 While it would seem to be a cut and dry case, this is leading to a host of problems.
 We have seen a few "Religious Discrimination" cases where the law had changed and now some people will be required to perform duties they find offensive and against their beliefs. Most have been signing marriage certificates for gays and lesbians. The incident at Macy's was a woman not allowing transgender people to use the dressing room even after she was reminded that Macy's does NOT discriminate. All of the above lost their job and became the poster children for known hate groups.
  The hate groups love to find any reason to twist things to create a new victim.
  The problem with this victim is she was not employed but a student who chosen to become a counselor.
  When she decided to pursue a degree, it was made clear what the requirements for the degree entailed including the American Counseling Association code of ethics. This code reads in part,"Association members recognize diversity and embrace a cross-cultural approach in support of the worth, dignity, potential, and uniqueness of people within their social and cultural contexts."
  The school requires each student to take a diversity training course in line with this code. She is asking the school to allow her complete her degree without taking this class because she does not want to counsel any LGBT people. It would be against her religious beliefs.
  Most say she could finish the degree like everyone else then create a business somewhere where she could discriminate or find a job and refer clients she finds offensive to other counselors.
  A few people are screaming this is treading on their religious freedom and she should be excused from learning anything that goes against her faith. Most of these people are associated with religious based hate groups that are supporting her and have turned her into their latest victim of the gay agenda.
  The fact that she is able to take this to court presents several problems.
 This code of ethics was developed by it's many members to insure a moral standard that would fit a diverse secular population.
 Should she be able to alter those ethics because of her chosen religion?
 If she was a Muslim instead of Christian, would she had gotten this far?
 If she had issue an argument against any other minority, would that be OK as long as it is against her chosen faith?
But because she is a Christian and and her target for discrimination is LGBTs  makes it right?
She should loose. She should never have made it this far. This is a waste of the courts time and money.
Discrimination for any reason is wrong.

I know a "slippery slope" when I see one.


1 comment:

  1. ‎"Laws are made for the government of actions, and while they cannot interfere with mere religious belief and opinions, they may with practices." Reynolds v. United States, 98 U.S. 145 at 166 (1878).
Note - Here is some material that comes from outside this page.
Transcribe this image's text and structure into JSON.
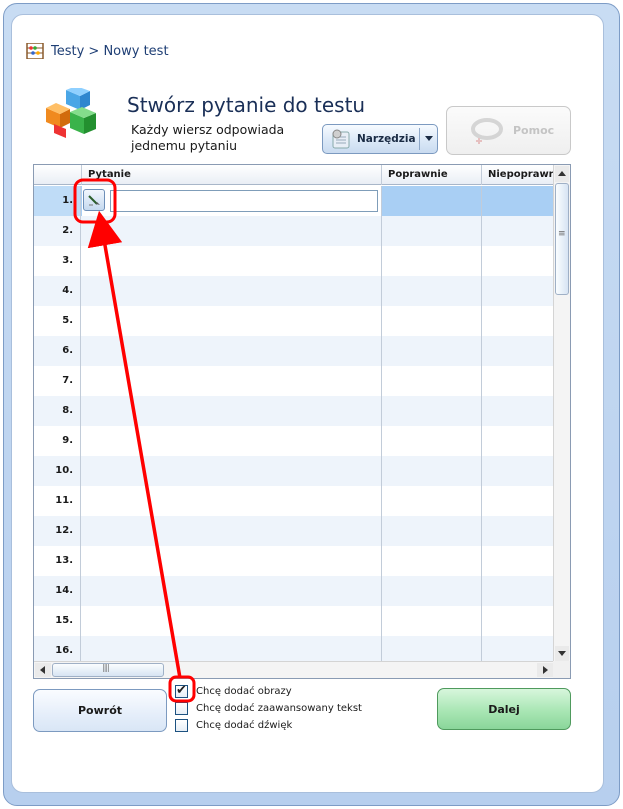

    If this ruling is ultimately upheld, the question for the courts then becomes if Ward was expelled due to her beliefs about homosexuality, or for her practice of requesting a referral for a proposed client. This will turn on a rule of whether a rule against practicum students making requests for referrals exists at all, or if it does exist, it is not so riddled with exceptions as to be in fact a system of individualized exemptions.